Omnivore’s World Tour is back after celebrating its 10th anniversary in 2015, and the 2016 Paris edition, taking place March 6 – 8 at Maison de la Mutualité, is showcasing the creative young cuisine coming out of the city. Over the course of three days, the famed culinary fest will offer 110 demonstrations, five masterclasses, five “fucking dinners,” two pop-up dinners, and plenty more. For scheduling and ticketing information, peek here.
Hôtel Bohême is hosting its first salon de créateurs of 2016 from March 12 – 13. Head to the 11th for the two-day event and pick up some local, handmade wares from the 42 designers who will be exhibiting. And don’t forget to stop by the tea salon for a bite; Mercy Fanny will be making a unique mix of noshes with Japanese, English, and Danish influences.

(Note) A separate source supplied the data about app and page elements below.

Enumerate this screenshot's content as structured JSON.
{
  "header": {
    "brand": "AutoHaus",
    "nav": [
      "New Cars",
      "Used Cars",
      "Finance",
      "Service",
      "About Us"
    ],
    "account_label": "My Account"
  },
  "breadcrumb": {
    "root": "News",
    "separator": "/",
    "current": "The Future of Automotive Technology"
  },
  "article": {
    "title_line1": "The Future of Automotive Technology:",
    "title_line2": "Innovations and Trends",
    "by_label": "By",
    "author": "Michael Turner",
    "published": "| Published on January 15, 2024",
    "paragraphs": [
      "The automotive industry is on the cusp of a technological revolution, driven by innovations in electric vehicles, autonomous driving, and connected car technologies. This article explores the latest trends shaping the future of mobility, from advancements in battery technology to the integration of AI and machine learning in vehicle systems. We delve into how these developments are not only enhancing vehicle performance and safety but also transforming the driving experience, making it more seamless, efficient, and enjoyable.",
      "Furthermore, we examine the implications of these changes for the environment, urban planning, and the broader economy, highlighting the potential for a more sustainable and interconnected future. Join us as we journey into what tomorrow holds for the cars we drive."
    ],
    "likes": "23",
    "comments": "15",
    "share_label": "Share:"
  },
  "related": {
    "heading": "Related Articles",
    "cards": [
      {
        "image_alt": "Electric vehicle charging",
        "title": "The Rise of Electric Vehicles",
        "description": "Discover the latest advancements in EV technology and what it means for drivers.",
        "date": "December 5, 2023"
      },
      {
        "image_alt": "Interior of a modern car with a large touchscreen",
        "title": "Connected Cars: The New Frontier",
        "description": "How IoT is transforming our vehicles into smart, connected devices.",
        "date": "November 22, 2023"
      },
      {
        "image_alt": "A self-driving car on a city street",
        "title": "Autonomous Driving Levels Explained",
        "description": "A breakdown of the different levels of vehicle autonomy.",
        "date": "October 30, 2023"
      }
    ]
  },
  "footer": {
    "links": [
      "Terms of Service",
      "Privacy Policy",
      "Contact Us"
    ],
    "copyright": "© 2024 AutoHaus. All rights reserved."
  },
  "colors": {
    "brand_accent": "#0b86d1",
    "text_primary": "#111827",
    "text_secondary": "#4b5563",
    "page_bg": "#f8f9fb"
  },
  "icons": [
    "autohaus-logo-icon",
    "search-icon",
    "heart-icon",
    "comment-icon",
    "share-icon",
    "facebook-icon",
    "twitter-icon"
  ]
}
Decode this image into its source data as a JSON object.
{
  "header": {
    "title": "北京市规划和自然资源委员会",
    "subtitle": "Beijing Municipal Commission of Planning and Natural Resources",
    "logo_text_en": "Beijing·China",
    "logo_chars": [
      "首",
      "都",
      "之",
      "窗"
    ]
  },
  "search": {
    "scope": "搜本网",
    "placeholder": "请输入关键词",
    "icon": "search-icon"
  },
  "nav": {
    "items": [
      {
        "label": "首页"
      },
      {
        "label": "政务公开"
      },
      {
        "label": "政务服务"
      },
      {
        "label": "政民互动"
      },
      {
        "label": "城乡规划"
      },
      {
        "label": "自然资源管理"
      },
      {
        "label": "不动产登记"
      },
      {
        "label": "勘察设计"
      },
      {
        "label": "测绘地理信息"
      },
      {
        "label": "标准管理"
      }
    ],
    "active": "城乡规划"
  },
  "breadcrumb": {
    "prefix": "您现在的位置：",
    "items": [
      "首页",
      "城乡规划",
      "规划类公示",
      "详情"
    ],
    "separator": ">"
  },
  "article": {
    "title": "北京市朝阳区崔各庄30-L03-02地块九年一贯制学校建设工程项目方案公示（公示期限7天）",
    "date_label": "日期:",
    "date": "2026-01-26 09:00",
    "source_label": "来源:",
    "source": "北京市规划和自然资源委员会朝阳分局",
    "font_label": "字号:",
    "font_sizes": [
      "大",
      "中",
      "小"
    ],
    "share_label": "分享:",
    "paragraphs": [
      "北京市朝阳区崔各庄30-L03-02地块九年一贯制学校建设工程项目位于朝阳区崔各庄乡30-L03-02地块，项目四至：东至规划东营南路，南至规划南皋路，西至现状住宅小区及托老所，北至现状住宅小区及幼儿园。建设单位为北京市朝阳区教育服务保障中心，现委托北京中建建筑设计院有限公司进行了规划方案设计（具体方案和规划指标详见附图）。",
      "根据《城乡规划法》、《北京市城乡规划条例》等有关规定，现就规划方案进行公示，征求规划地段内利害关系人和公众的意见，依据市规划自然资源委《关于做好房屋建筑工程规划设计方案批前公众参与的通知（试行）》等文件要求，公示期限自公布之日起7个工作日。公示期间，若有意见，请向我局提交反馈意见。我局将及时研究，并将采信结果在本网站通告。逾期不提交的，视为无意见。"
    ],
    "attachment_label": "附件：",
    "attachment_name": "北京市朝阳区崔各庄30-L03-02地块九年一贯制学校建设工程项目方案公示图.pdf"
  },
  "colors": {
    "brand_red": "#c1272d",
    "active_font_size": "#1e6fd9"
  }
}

For another notable foodie event, block your calendar for the evening of March 14th. Le Fooding’s first Priceless Souper of the year is taking place at Buvette and will feature a mélange of American-Japanese-Swedish chefs, including Katsuaki Okiyama of Abri, Isak Oldenburg of Isi in Nice, and Buvette’s own Jody Williams. We recommend grabbing your ticket quickly!
Don’t miss the mixed musical stylings of Slovenian master Gramatik at Le Zénith on March 26th. Denis Jašarević, better known as his stage name Gramatik, creatively combines soul, jazz, hip-hop, electronic, acoustic… how it’s successful? We’re not entirely certain. Are we glad it is? Sure are. For more information and tickets, head here.
The Velvet Underground is one of those elusive groups I love to rediscover, and this month promises a wonderful opportunity to do just that. In honor of the 50th anniversary of the iconic banana album release, La Philharmonie de Paris is presenting an extensive tribute to the band- complete with concerts, workshops, film screenings, and dedicated exhibition The Velvet Underground–New York Extravaganza – beginning March 30th and running until end of summer.
One of the year’s most anticipated exhibitions is opening March 31 at the Grand Palais. Seydou Keïta, self-taught Malian photographer from Bamako, was given a Kodak Brownie camera as a child and went on to open his own studio and capture some of the most praised portraits of the Malian people. His images have a beautiful vibrancy and realism to them, but are particularly exceptional in their historical significance as a visual chronicle of Mali during its fight for independence. This one is a must-see, we promise.